## Stored items from a collection
---*---

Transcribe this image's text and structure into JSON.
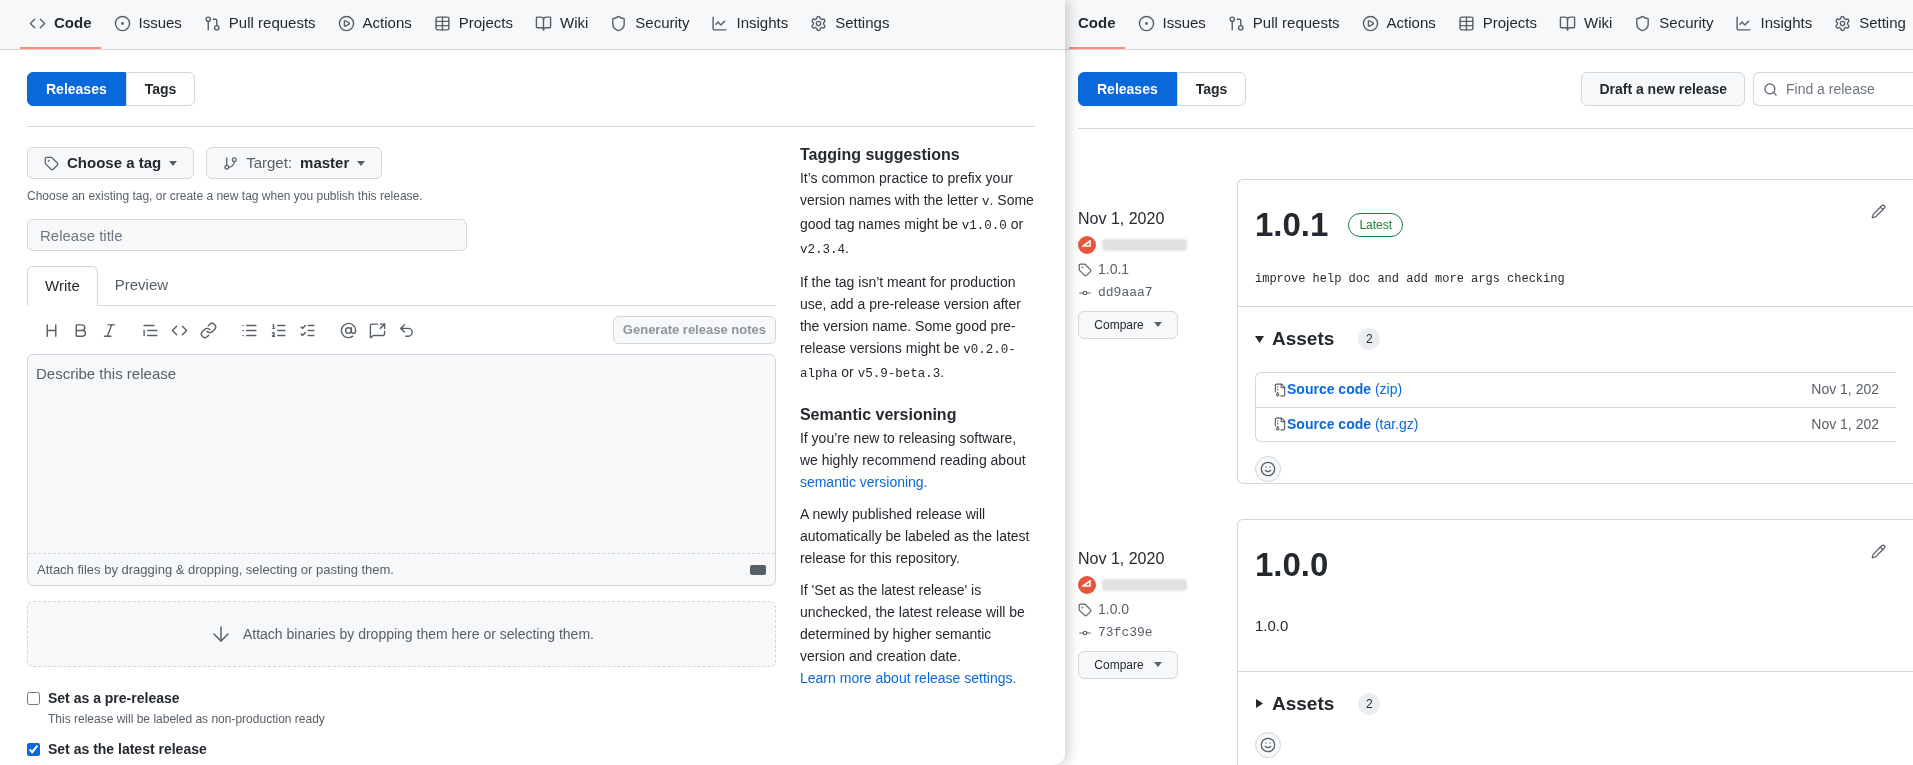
{
  "editor_window": {
    "nav": [
      {
        "label": "Code",
        "selected": true
      },
      {
        "label": "Issues",
        "selected": false
      },
      {
        "label": "Pull requests",
        "selected": false
      },
      {
        "label": "Actions",
        "selected": false
      },
      {
        "label": "Projects",
        "selected": false
      },
      {
        "label": "Wiki",
        "selected": false
      },
      {
        "label": "Security",
        "selected": false
      },
      {
        "label": "Insights",
        "selected": false
      },
      {
        "label": "Settings",
        "selected": false
      }
    ],
    "subnav": [
      {
        "label": "Releases",
        "selected": true
      },
      {
        "label": "Tags",
        "selected": false
      }
    ],
    "tag_button": "Choose a tag",
    "target_button": {
      "label": "Target:",
      "value": "master"
    },
    "tag_hint": "Choose an existing tag, or create a new tag when you publish this release.",
    "title_field": {
      "placeholder": "Release title"
    },
    "editor_tabs": [
      {
        "label": "Write",
        "selected": true
      },
      {
        "label": "Preview",
        "selected": false
      }
    ],
    "generate_button": "Generate release notes",
    "body_field": {
      "placeholder": "Describe this release"
    },
    "attach_hint": "Attach files by dragging & dropping, selecting or pasting them.",
    "binaries_drop": "Attach binaries by dropping them here or selecting them.",
    "options": [
      {
        "label": "Set as a pre-release",
        "description": "This release will be labeled as non-production ready",
        "checked": false
      },
      {
        "label": "Set as the latest release",
        "checked": true
      }
    ],
    "sidebar": [
      {
        "heading": "Tagging suggestions",
        "paragraphs": [
          [
            {
              "kind": "text",
              "text": "It’s common practice to prefix your version names with the letter "
            },
            {
              "kind": "code",
              "text": "v"
            },
            {
              "kind": "text",
              "text": ". Some good tag names might be "
            },
            {
              "kind": "code",
              "text": "v1.0.0"
            },
            {
              "kind": "text",
              "text": " or "
            },
            {
              "kind": "code",
              "text": "v2.3.4"
            },
            {
              "kind": "text",
              "text": "."
            }
          ],
          [
            {
              "kind": "text",
              "text": "If the tag isn’t meant for production use, add a pre-release version after the version name. Some good pre-release versions might be "
            },
            {
              "kind": "code",
              "text": "v0.2.0-alpha"
            },
            {
              "kind": "text",
              "text": " or "
            },
            {
              "kind": "code",
              "text": "v5.9-beta.3"
            },
            {
              "kind": "text",
              "text": "."
            }
          ]
        ]
      },
      {
        "heading": "Semantic versioning",
        "paragraphs": [
          [
            {
              "kind": "text",
              "text": "If you’re new to releasing software, we highly recommend reading about "
            },
            {
              "kind": "link",
              "text": "semantic versioning."
            }
          ],
          [
            {
              "kind": "text",
              "text": "A newly published release will automatically be labeled as the latest release for this repository."
            }
          ],
          [
            {
              "kind": "text",
              "text": "If 'Set as the latest release' is unchecked, the latest release will be determined by higher semantic version and creation date. "
            },
            {
              "kind": "link",
              "text": "Learn"
            },
            {
              "kind": "link",
              "text": "more about release settings."
            }
          ]
        ]
      }
    ]
  },
  "releases_window": {
    "nav": [
      {
        "label": "Code",
        "selected": true
      },
      {
        "label": "Issues",
        "selected": false
      },
      {
        "label": "Pull requests",
        "selected": false
      },
      {
        "label": "Actions",
        "selected": false
      },
      {
        "label": "Projects",
        "selected": false
      },
      {
        "label": "Wiki",
        "selected": false
      },
      {
        "label": "Security",
        "selected": false
      },
      {
        "label": "Insights",
        "selected": false
      },
      {
        "label": "Setting",
        "selected": false
      }
    ],
    "subnav": [
      {
        "label": "Releases",
        "selected": true
      },
      {
        "label": "Tags",
        "selected": false
      }
    ],
    "draft_button": "Draft a new release",
    "search": {
      "placeholder": "Find a release"
    },
    "releases": [
      {
        "date": "Nov 1, 2020",
        "tag": "1.0.1",
        "commit": "dd9aaa7",
        "compare": "Compare",
        "title": "1.0.1",
        "badge": "Latest",
        "body": "improve help doc and add more args checking",
        "monospace": true,
        "assets": {
          "label": "Assets",
          "count": "2",
          "expanded": true,
          "items": [
            {
              "name": "Source code",
              "ext": "(zip)",
              "date": "Nov 1, 202"
            },
            {
              "name": "Source code",
              "ext": "(tar.gz)",
              "date": "Nov 1, 202"
            }
          ]
        }
      },
      {
        "date": "Nov 1, 2020",
        "tag": "1.0.0",
        "commit": "73fc39e",
        "compare": "Compare",
        "title": "1.0.0",
        "body": "1.0.0",
        "monospace": false,
        "assets": {
          "label": "Assets",
          "count": "2",
          "expanded": false
        }
      }
    ]
  }
}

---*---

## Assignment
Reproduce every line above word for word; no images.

## Output of the exercise
Transcribe this image's text and structure into JSON.
{
  "editor_window": {
    "nav": [
      {
        "label": "Code",
        "selected": true
      },
      {
        "label": "Issues",
        "selected": false
      },
      {
        "label": "Pull requests",
        "selected": false
      },
      {
        "label": "Actions",
        "selected": false
      },
      {
        "label": "Projects",
        "selected": false
      },
      {
        "label": "Wiki",
        "selected": false
      },
      {
        "label": "Security",
        "selected": false
      },
      {
        "label": "Insights",
        "selected": false
      },
      {
        "label": "Settings",
        "selected": false
      }
    ],
    "subnav": [
      {
        "label": "Releases",
        "selected": true
      },
      {
        "label": "Tags",
        "selected": false
      }
    ],
    "tag_button": "Choose a tag",
    "target_button": {
      "label": "Target:",
      "value": "master"
    },
    "tag_hint": "Choose an existing tag, or create a new tag when you publish this release.",
    "title_field": {
      "placeholder": "Release title"
    },
    "editor_tabs": [
      {
        "label": "Write",
        "selected": true
      },
      {
        "label": "Preview",
        "selected": false
      }
    ],
    "generate_button": "Generate release notes",
    "body_field": {
      "placeholder": "Describe this release"
    },
    "attach_hint": "Attach files by dragging & dropping, selecting or pasting them.",
    "binaries_drop": "Attach binaries by dropping them here or selecting them.",
    "options": [
      {
        "label": "Set as a pre-release",
        "description": "This release will be labeled as non-production ready",
        "checked": false
      },
      {
        "label": "Set as the latest release",
        "checked": true
      }
    ],
    "sidebar": [
      {
        "heading": "Tagging suggestions",
        "paragraphs": [
          [
            {
              "kind": "text",
              "text": "It’s common practice to prefix your version names with the letter "
            },
            {
              "kind": "code",
              "text": "v"
            },
            {
              "kind": "text",
              "text": ". Some good tag names might be "
            },
            {
              "kind": "code",
              "text": "v1.0.0"
            },
            {
              "kind": "text",
              "text": " or "
            },
            {
              "kind": "code",
              "text": "v2.3.4"
            },
            {
              "kind": "text",
              "text": "."
            }
          ],
          [
            {
              "kind": "text",
              "text": "If the tag isn’t meant for production use, add a pre-release version after the version name. Some good pre-release versions might be "
            },
            {
              "kind": "code",
              "text": "v0.2.0-alpha"
            },
            {
              "kind": "text",
              "text": " or "
            },
            {
              "kind": "code",
              "text": "v5.9-beta.3"
            },
            {
              "kind": "text",
              "text": "."
            }
          ]
        ]
      },
      {
        "heading": "Semantic versioning",
        "paragraphs": [
          [
            {
              "kind": "text",
              "text": "If you’re new to releasing software, we highly recommend reading about "
            },
            {
              "kind": "link",
              "text": "semantic versioning."
            }
          ],
          [
            {
              "kind": "text",
              "text": "A newly published release will automatically be labeled as the latest release for this repository."
            }
          ],
          [
            {
              "kind": "text",
              "text": "If 'Set as the latest release' is unchecked, the latest release will be determined by higher semantic version and creation date. "
            },
            {
              "kind": "link",
              "text": "Learn"
            },
            {
              "kind": "link",
              "text": "more about release settings."
            }
          ]
        ]
      }
    ]
  },
  "releases_window": {
    "nav": [
      {
        "label": "Code",
        "selected": true
      },
      {
        "label": "Issues",
        "selected": false
      },
      {
        "label": "Pull requests",
        "selected": false
      },
      {
        "label": "Actions",
        "selected": false
      },
      {
        "label": "Projects",
        "selected": false
      },
      {
        "label": "Wiki",
        "selected": false
      },
      {
        "label": "Security",
        "selected": false
      },
      {
        "label": "Insights",
        "selected": false
      },
      {
        "label": "Setting",
        "selected": false
      }
    ],
    "subnav": [
      {
        "label": "Releases",
        "selected": true
      },
      {
        "label": "Tags",
        "selected": false
      }
    ],
    "draft_button": "Draft a new release",
    "search": {
      "placeholder": "Find a release"
    },
    "releases": [
      {
        "date": "Nov 1, 2020",
        "tag": "1.0.1",
        "commit": "dd9aaa7",
        "compare": "Compare",
        "title": "1.0.1",
        "badge": "Latest",
        "body": "improve help doc and add more args checking",
        "monospace": true,
        "assets": {
          "label": "Assets",
          "count": "2",
          "expanded": true,
          "items": [
            {
              "name": "Source code",
              "ext": "(zip)",
              "date": "Nov 1, 202"
            },
            {
              "name": "Source code",
              "ext": "(tar.gz)",
              "date": "Nov 1, 202"
            }
          ]
        }
      },
      {
        "date": "Nov 1, 2020",
        "tag": "1.0.0",
        "commit": "73fc39e",
        "compare": "Compare",
        "title": "1.0.0",
        "body": "1.0.0",
        "monospace": false,
        "assets": {
          "label": "Assets",
          "count": "2",
          "expanded": false
        }
      }
    ]
  }
}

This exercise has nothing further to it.